» **ABOUT THIS EXERCISE**
Copy every line of the records below where the word "screenshot" occurs.

[Dataset rows for apps and sites]
────────────────
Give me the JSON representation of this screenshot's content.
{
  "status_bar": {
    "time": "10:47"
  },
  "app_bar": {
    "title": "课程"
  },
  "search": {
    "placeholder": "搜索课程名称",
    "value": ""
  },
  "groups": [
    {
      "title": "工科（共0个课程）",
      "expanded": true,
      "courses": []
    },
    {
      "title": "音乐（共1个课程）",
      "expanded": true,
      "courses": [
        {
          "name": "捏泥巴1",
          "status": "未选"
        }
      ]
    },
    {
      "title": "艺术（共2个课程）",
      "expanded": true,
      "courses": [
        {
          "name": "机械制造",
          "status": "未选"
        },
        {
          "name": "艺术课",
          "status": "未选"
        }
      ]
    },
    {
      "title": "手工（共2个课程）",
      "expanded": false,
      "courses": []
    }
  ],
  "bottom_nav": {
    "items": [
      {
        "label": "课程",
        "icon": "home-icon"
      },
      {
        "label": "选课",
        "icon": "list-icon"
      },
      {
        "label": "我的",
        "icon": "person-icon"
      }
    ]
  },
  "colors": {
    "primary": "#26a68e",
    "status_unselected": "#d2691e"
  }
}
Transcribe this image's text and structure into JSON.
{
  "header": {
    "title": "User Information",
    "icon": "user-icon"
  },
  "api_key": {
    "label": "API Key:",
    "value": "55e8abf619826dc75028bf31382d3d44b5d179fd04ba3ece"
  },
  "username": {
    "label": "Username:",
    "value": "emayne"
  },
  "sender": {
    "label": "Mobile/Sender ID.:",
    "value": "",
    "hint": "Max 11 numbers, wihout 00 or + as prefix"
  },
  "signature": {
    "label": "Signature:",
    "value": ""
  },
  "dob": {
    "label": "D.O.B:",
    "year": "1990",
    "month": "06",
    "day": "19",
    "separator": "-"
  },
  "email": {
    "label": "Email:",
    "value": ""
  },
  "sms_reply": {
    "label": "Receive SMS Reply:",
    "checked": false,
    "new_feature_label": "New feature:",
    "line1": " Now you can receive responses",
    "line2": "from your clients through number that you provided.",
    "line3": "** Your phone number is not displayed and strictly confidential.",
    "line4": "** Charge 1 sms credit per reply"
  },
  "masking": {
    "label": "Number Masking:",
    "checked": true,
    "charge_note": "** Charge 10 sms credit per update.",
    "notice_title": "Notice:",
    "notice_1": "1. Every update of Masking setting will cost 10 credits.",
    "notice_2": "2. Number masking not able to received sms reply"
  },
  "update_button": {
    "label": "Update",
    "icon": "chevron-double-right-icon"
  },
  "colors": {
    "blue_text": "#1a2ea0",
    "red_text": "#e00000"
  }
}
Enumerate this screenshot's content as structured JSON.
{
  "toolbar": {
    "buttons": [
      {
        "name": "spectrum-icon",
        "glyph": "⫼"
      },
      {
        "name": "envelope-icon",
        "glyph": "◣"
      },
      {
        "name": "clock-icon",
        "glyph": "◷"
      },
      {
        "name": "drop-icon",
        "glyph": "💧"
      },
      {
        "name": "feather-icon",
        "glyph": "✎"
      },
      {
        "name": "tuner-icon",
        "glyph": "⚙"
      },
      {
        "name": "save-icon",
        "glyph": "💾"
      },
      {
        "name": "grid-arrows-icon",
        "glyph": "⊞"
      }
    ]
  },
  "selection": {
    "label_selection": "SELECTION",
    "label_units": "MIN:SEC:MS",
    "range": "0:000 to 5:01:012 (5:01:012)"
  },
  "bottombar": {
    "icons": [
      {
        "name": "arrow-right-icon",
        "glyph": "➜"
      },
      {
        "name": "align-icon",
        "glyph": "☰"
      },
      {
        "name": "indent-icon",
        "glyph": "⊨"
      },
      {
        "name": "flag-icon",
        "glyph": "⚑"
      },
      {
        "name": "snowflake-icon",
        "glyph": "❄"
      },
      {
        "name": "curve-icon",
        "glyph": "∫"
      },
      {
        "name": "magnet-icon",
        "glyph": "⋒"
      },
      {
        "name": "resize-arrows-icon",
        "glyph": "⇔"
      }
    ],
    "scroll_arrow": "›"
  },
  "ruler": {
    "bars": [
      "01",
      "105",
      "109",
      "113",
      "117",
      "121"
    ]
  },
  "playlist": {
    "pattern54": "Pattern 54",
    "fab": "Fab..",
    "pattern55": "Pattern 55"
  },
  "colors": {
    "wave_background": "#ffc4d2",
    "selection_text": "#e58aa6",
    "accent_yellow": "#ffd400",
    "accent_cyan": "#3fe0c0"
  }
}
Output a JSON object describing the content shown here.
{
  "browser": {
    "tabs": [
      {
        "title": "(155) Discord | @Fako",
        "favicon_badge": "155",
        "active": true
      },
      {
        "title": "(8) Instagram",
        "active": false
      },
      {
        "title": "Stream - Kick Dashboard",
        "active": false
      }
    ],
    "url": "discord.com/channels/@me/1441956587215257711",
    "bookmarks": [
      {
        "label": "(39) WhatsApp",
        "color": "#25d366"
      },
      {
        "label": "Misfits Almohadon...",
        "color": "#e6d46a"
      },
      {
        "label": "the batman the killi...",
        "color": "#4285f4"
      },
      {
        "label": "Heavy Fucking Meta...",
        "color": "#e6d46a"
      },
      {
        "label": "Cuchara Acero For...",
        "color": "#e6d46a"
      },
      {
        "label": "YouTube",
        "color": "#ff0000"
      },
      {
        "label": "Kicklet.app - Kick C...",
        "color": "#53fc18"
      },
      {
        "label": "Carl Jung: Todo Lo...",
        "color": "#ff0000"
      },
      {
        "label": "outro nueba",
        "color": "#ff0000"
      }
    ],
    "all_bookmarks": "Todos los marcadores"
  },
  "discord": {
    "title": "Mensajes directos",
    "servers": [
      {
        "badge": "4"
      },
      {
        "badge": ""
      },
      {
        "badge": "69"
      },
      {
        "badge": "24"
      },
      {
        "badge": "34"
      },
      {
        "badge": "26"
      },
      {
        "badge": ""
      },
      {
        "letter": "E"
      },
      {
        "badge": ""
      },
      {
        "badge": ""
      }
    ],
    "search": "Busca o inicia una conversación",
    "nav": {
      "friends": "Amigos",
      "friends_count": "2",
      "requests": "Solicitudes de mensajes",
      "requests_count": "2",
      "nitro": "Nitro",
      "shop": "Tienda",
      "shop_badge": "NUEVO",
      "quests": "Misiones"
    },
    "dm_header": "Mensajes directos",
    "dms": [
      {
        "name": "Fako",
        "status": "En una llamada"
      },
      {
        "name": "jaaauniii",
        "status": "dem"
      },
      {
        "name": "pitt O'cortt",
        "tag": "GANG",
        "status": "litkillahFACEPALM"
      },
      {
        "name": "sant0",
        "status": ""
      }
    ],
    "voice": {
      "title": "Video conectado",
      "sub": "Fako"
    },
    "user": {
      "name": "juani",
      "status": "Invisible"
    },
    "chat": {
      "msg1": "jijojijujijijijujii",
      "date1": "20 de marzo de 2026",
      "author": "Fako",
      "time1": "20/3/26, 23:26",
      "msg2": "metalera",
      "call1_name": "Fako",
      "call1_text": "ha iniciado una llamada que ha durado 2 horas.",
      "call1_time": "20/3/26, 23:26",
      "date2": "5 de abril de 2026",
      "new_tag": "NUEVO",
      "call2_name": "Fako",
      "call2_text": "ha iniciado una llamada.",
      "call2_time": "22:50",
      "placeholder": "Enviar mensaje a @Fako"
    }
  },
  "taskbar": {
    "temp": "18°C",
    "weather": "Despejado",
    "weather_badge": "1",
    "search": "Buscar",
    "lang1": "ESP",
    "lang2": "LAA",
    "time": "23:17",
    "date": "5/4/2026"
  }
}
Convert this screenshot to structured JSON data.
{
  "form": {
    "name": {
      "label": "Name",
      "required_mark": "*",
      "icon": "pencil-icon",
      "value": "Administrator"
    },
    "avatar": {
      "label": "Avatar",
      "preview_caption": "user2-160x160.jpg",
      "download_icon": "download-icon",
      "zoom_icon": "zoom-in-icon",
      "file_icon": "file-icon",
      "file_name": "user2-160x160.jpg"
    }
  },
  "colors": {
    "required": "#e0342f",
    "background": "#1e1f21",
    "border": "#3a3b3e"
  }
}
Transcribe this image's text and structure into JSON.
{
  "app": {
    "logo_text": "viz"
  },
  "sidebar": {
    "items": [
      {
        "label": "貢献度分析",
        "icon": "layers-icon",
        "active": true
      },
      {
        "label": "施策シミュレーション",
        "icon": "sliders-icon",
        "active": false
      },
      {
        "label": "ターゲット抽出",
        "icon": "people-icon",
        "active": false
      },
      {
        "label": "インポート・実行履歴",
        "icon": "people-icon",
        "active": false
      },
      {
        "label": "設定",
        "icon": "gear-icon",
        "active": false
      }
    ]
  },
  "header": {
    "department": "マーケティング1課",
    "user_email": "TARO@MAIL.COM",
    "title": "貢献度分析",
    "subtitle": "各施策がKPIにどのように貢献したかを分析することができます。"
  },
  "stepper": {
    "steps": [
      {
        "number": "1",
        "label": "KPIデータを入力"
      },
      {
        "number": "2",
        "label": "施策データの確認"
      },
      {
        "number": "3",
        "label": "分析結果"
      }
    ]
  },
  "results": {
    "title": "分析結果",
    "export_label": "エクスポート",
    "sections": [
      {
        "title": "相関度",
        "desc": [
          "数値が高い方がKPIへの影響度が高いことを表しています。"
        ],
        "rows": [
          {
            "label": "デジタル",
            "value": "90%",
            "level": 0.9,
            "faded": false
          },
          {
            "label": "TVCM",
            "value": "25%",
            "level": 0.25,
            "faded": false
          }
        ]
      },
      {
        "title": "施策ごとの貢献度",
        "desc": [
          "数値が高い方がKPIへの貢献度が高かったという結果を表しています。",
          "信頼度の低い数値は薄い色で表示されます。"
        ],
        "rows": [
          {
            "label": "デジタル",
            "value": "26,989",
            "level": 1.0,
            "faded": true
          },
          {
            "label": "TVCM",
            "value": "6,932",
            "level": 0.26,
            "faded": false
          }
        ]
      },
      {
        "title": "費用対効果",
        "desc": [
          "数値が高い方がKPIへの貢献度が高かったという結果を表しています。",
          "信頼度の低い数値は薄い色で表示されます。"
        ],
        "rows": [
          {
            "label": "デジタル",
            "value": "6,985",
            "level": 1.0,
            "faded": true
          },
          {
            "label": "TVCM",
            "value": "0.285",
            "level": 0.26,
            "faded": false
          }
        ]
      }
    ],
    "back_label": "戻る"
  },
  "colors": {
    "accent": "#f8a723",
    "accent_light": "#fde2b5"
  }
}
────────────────
» **TASK SOLUTION**
Give me the JSON representation of this screenshot's content.
Enumerate this screenshot's content as structured JSON.
Convert this screenshot to structured JSON data.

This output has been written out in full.